Fatemeh Emami, Hossein Negahban, Ehsan Sinaei, Neda Mostafaee, Behnaz Shahtahmassebi, Mohammad Hossein Ebrahimzadeh, and Mohammad Mehravar

Anterior cruciate ligament (ACL) rupture can impair balance performance, particularly during cognitive motor dual-tasks. This study aimed to determine the effects of various modalities of cognitive load (working memory, and visuospatial and executive function) on postural control parameters in individuals with ACL injury. Twenty-seven ACL-injured and 27 healthy participants were evaluated doing different cognitive tasks (silent backward counting, Benton’s judgment of line orientation, and Stroop color-word test) while standing on a rigid surface or a foam. Each task was repeated three times and then averaged. Center of pressure variables used to measure postural performance included sway area and sway velocity in anterior–posterior and medial–lateral directions.

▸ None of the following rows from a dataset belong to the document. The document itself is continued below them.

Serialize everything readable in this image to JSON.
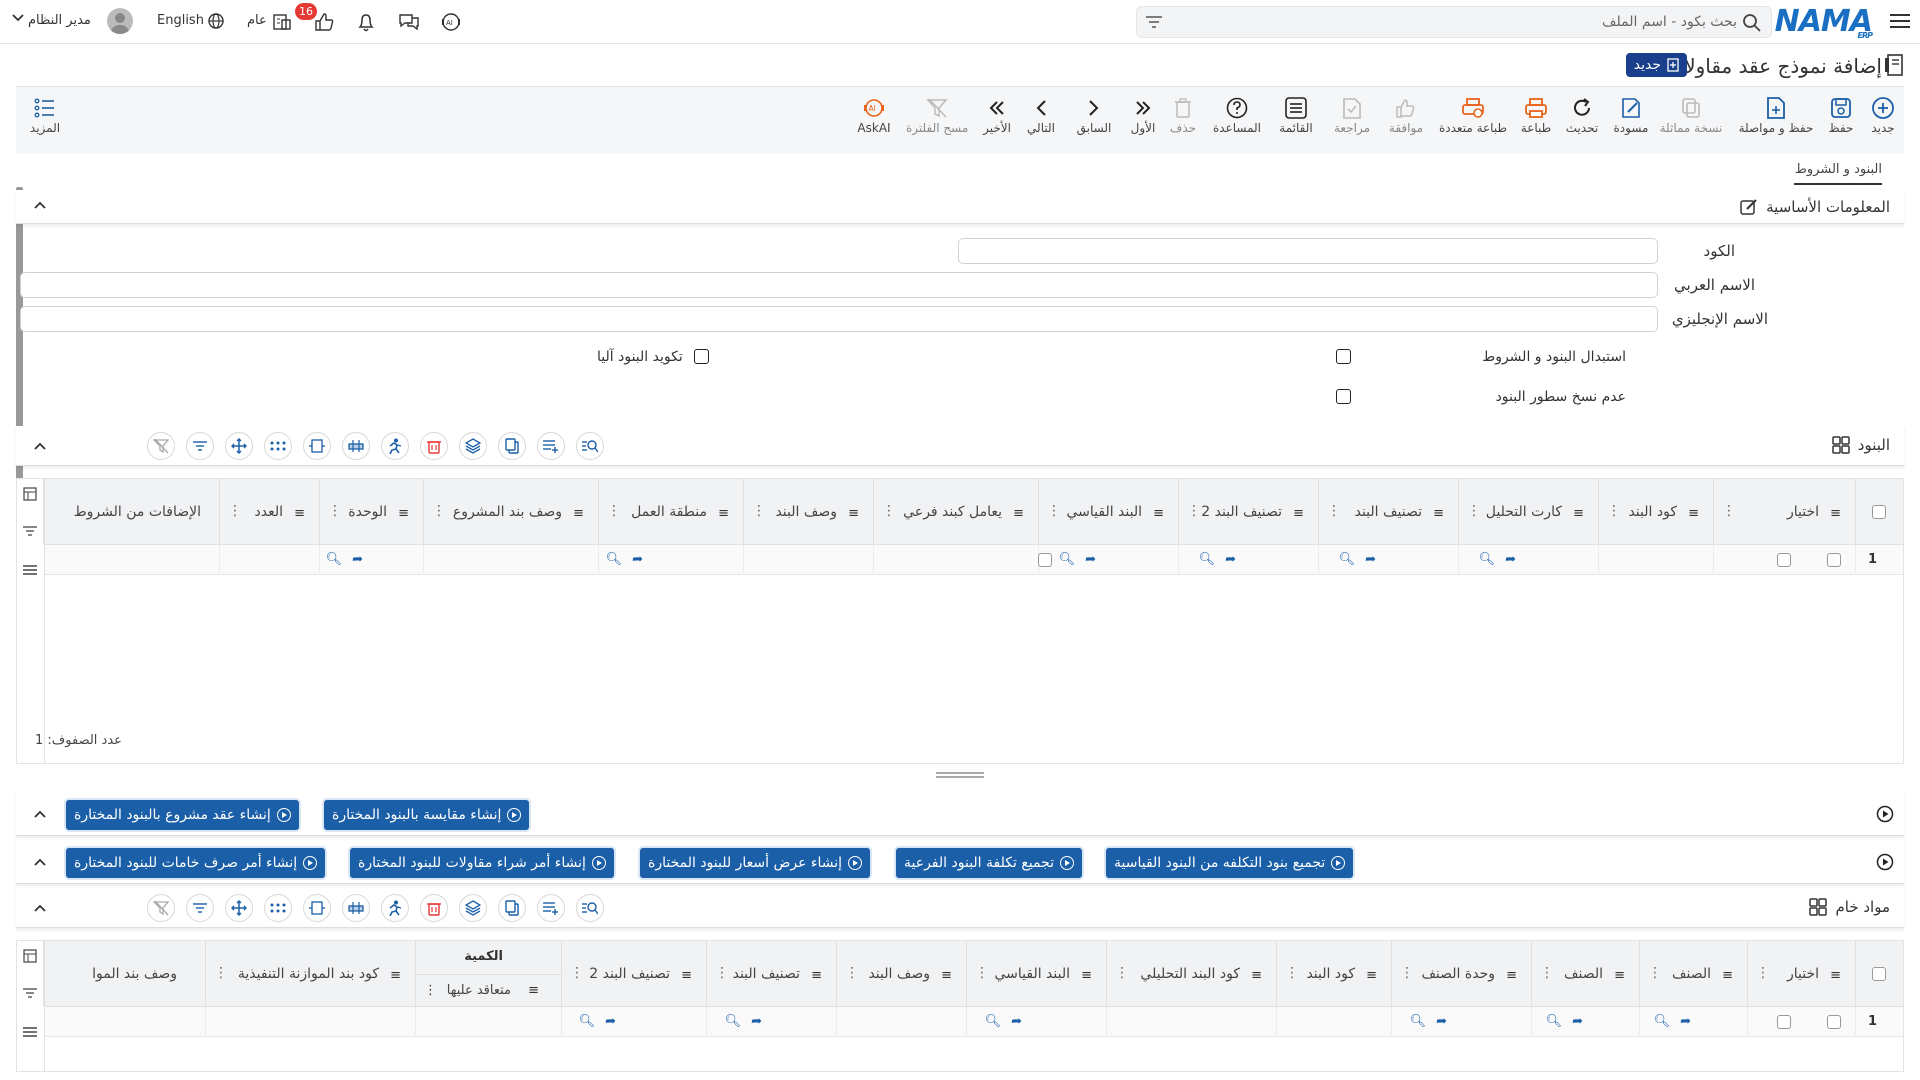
{
  "topbar": {
    "search_placeholder": "بحث بكود - اسم الملف",
    "logo": "NAMA",
    "logo_sub": "ERP",
    "user_name": "مدير النظام",
    "language": "English",
    "scope": "عام",
    "notification_count": "16"
  },
  "header": {
    "title": "إضافة نموذج عقد مقاولات",
    "new_badge": "جديد"
  },
  "toolbar": {
    "new": "جديد",
    "save": "حفظ",
    "save_continue": "حفظ و مواصلة",
    "duplicate": "نسخة مماثلة",
    "draft": "مسودة",
    "refresh": "تحديث",
    "print": "طباعة",
    "multi_print": "طباعة متعددة",
    "approve": "موافقة",
    "review": "مراجعة",
    "list": "القائمة",
    "help": "المساعدة",
    "delete": "حذف",
    "first": "الأول",
    "previous": "السابق",
    "next": "التالي",
    "last": "الأخير",
    "clear_filter": "مسح الفلترة",
    "askai": "AskAI",
    "more": "المزيد"
  },
  "tabs": {
    "terms": "البنود و الشروط"
  },
  "basic_info": {
    "title": "المعلومات الأساسية",
    "code_label": "الكود",
    "code_value": "",
    "arabic_name_label": "الاسم العربي",
    "arabic_name_value": "",
    "english_name_label": "الاسم الإنجليزي",
    "english_name_value": "",
    "replace_terms_label": "استبدال البنود و الشروط",
    "auto_code_label": "تكويد البنود آليا",
    "no_copy_lines_label": "عدم نسخ سطور البنود"
  },
  "items_section": {
    "title": "البنود",
    "columns": [
      "اختيار",
      "كود البند",
      "كارت التحليل",
      "تصنيف البند",
      "تصنيف البند 2",
      "البند القياسي",
      "يعامل كبند فرعي",
      "وصف البند",
      "منطقة العمل",
      "وصف بند المشروع",
      "الوحدة",
      "العدد",
      "الإضافات من الشروط"
    ],
    "row_number": "1",
    "row_count_label": "عدد الصفوف:",
    "row_count": "1"
  },
  "action_bar_1": {
    "create_comparison": "إنشاء مقايسة بالبنود المختارة",
    "create_project_contract": "إنشاء عقد مشروع بالبنود المختارة"
  },
  "action_bar_2": {
    "aggregate_standard": "تجميع بنود التكلفه من البنود القياسية",
    "aggregate_sub": "تجميع تكلفة البنود الفرعية",
    "create_quote": "إنشاء عرض أسعار للبنود المختارة",
    "create_po": "إنشاء أمر شراء مقاولات للبنود المختارة",
    "create_issue": "إنشاء أمر صرف خامات للبنود المختارة"
  },
  "raw_section": {
    "title": "مواد خام",
    "columns": [
      "اختيار",
      "الصنف",
      "الصنف",
      "وحدة الصنف",
      "كود البند",
      "كود البند التحليلي",
      "البند القياسي",
      "وصف البند",
      "تصنيف البند",
      "تصنيف البند 2",
      "الكمية",
      "كود بند الموازنة التنفيذية",
      "وصف بند الموا"
    ],
    "quantity_sub": "متعاقد عليها",
    "row_number": "1"
  },
  "colors": {
    "primary": "#1b5fa8",
    "badge": "#1a3f8c",
    "orange": "#e8631c",
    "notification": "#e53935"
  }
}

Cognitive performance was also assessed by calculating errors and the score of cognitive tasks. A mixed model analysis of variance for center of pressure parameters indicated that patients had more sways than the healthy group. The interaction of group by postural difficulty by cognitive tasks was statistically significant for cognitive errors (p < .01), and patients with ACL injury indicated more cognitive errors compared to healthy controls while standing on the foam. The main effect of cognitive task was statistically significant for all postural parameters, representing reduced postural sways in both groups with all cognitive tasks. However, ACL-injured patients showed more cognitive errors in difficult postural conditions, suggesting that individuals with ACL injury may prioritize postural control over cognitive task accuracy and adopt the posture-first strategy to maintain balance under dual-task conditions.